While it’s true that the Public Service Loan Forgiveness (PSLF) program does exist (and was founded in 2007), the Department of Education is the only entity that can actually provide relief from your federal student loans.
We’ll say it again: only the Department of Education can forgive your federal student loans.
No other company can do that for you. Period.
2. Scam 2: “Pay a small fee for loan forgiveness!”
This is a contradiction in terms, plain and simple.
If a borrower truly qualifies for PSLF (which you can verify here), they won’t need to pay a single dollar. After all, they’re getting their debt slate wiped clean.
Therefore, if a company calls or emails you asking for an upfront fee in exchange for loan cancellation help, it’s a scam.
3. Scam 3: “We’re calling on behalf of the Department of Education…”
Hang up the phone if the caller claims to be working “alongside” or “in conjunction with” the DOE.
Because the Education Department cancels loans in-house. They don’t partner with outside agencies or outsource their work to third parties.
If your loans truly are getting canceled, you’ll hear from the DOE directly.
4. Scam 4: “We’ll help you negotiate your student loans!”
This isn’t a car dealership.
Student loans can’t be negotiated; they can only be paid, canceled, or ignored.
Don’t work with anyone who offers to help you “negotiate” your outstanding balance. In reality, they’re negotiating with you to see how much money you’re willing to part with.
5. Scam 5: “Act now! Student loan forgiveness is expiring!”
PSLF has been in effect for years, and it will remain an option for qualifying borrowers long after the loan pause expires on January 31, 2022.
If anyone pressures you to “act fast because PSLF is expiring,” know that you’re dealing with a scammer.
This was a top tactic used by the California scammer network, which would routinely put pressure on questioning borrowers by claiming that “their offers applied for a limited time and that there wasn’t another way to obtain student loan forgiveness.”
Don’t let anyone rush you. True loan forgiveness, loan consolidation, and income-driven repayment plans have no expiration date.
In the digital age, most calls from unknown numbers and strange emails are best left ignored. That’s especially true during a year filled with confusion surrounding PSLF, both on Capitol Hill and in the general public.
On the other hand, if you were tricked by a loan forgiveness scam, be sure to take the following precautions:
- Contact your bank and credit card company to close accounts and issue stop payments

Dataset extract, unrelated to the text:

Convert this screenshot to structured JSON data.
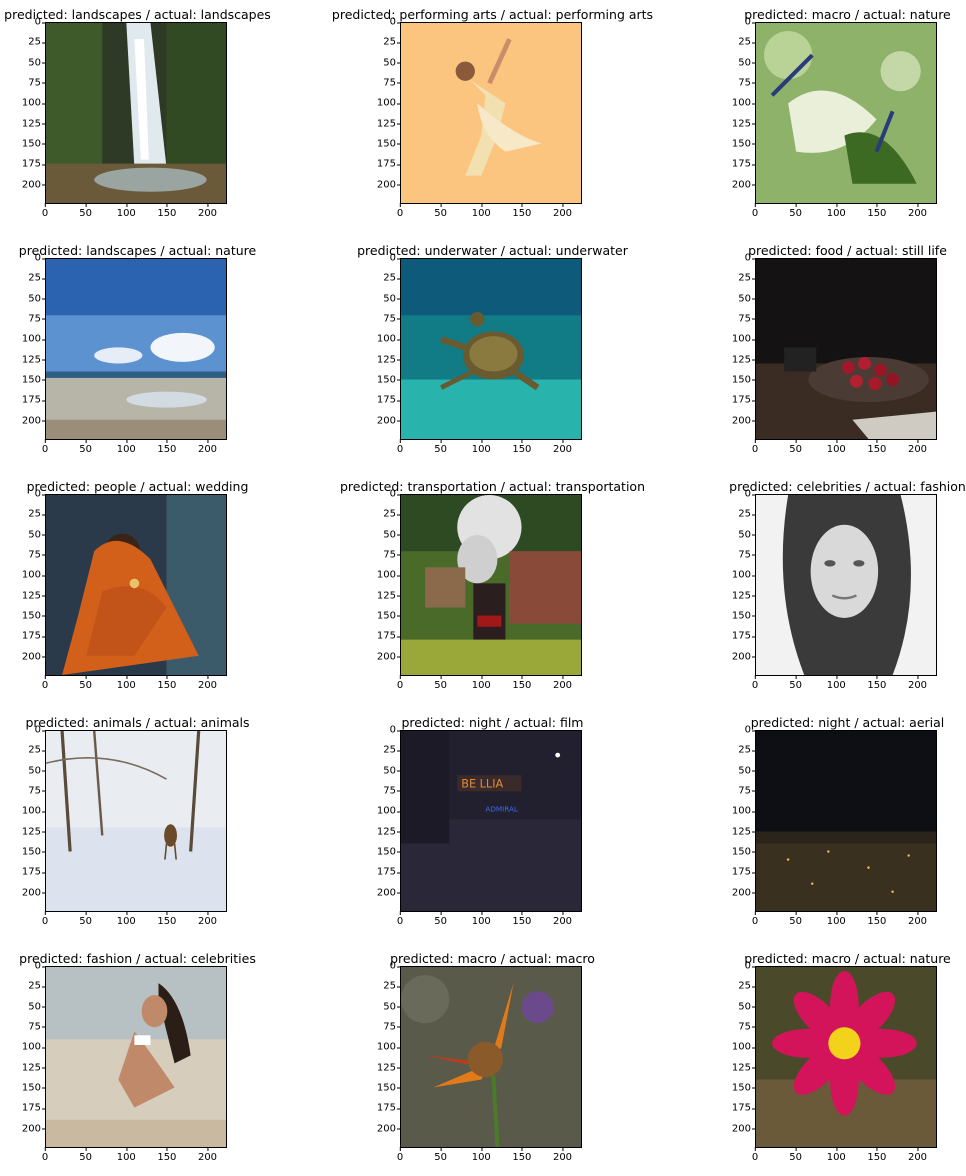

- Contact your student loan servicer so they can monitor your account
- Contact the Consumer Financial Protection Bureau (CFPB)
Finally, you can also contact the Federal Trade Commission (FTC) to file a complaint on the scammer or company in question.